Naturally, They Can Kill You is about chutzpah (the prerequisite to life in Hollywood) and survival (the penultimate goal). The ultimate goal, success, also seems to be a part of Steel's story, but not as big a part as one would think. She valiantly notes the rewarding elements of failed relationships and lost opportunities, but underlying the hear-me-roar rhetoric is the riddle that many superwomen of the '80s kept to themselves: What does the woman who has it all really want? A nap.

Steel worked exhaustively throughout her first 40 years and reaped rewards and raspberries from her fellows in entertainment. She made friends the likes of Barbra Streisand and David Geffen, and enemies out of Frank Mancuso and Aldo Gucci. She learned a key to negotiation from Mike Ovitz ("It's a simple phrase: I'm confused") and the key to maintaining sanity from Jeffrey Katzenberg: "Don't take it personally. It's not about you." She gained a lot along the way -- life lessons -- and through it all, had a great head of hair. (According to Steel, her hair is one of her proudest possesions and a big part of her success. Sort of the flip side of Samson.)
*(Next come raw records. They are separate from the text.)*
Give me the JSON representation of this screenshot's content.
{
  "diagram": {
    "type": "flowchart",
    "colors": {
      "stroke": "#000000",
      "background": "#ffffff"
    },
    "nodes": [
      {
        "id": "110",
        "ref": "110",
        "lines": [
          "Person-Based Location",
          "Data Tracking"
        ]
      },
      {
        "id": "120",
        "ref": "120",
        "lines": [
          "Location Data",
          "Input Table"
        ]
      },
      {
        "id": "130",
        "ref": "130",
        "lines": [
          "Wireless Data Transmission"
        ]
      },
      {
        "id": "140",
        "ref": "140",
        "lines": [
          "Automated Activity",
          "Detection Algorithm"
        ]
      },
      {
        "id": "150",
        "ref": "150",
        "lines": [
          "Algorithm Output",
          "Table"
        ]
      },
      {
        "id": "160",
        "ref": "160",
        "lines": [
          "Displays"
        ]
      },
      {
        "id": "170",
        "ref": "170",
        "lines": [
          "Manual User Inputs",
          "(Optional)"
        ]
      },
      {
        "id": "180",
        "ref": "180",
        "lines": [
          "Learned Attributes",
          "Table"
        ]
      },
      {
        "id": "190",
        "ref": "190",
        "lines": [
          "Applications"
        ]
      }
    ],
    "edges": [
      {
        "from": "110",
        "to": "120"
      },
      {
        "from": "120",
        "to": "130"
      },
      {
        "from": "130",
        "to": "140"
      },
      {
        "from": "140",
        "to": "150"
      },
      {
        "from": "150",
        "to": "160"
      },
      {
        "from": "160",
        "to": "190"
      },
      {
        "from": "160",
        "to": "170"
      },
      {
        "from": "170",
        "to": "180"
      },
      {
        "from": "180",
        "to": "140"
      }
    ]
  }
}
They may have tried to kill her more than once but, as she has proven with Cool Runnings, Dawn Steel is still alive, still a player and enjoying a few just mean feat in a world where you're lucky to make it to appetizer status.

Her stories don't always jibe with other published accounts of these subjective times, but since (here are some life lessons of my own) the truth is usually somewhere in between and speculation is the better part of scandal, accept the book as one person's version and enjoy it.

So what if you have to wade through page after page of feelings poured out in first person singular? The life lessons are in italics, and the pictures are a lot of fun, too.

--Betsy Thaggard